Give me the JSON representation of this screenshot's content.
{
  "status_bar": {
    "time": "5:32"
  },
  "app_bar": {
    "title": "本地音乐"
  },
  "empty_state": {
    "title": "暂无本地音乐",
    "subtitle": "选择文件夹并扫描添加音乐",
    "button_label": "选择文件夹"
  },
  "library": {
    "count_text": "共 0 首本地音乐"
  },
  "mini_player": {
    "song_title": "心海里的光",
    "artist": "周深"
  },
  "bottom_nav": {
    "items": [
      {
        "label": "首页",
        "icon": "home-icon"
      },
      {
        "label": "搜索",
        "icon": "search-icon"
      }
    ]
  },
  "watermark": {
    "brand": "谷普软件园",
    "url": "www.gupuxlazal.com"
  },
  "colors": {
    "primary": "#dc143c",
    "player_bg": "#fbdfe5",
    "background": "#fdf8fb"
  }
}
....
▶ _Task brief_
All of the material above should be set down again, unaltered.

▶ _Response area_
Give me the JSON representation of this screenshot's content.
{
  "status_bar": {
    "time": "5:32"
  },
  "app_bar": {
    "title": "本地音乐"
  },
  "empty_state": {
    "title": "暂无本地音乐",
    "subtitle": "选择文件夹并扫描添加音乐",
    "button_label": "选择文件夹"
  },
  "library": {
    "count_text": "共 0 首本地音乐"
  },
  "mini_player": {
    "song_title": "心海里的光",
    "artist": "周深"
  },
  "bottom_nav": {
    "items": [
      {
        "label": "首页",
        "icon": "home-icon"
      },
      {
        "label": "搜索",
        "icon": "search-icon"
      }
    ]
  },
  "watermark": {
    "brand": "谷普软件园",
    "url": "www.gupuxlazal.com"
  },
  "colors": {
    "primary": "#dc143c",
    "player_bg": "#fbdfe5",
    "background": "#fdf8fb"
  }
}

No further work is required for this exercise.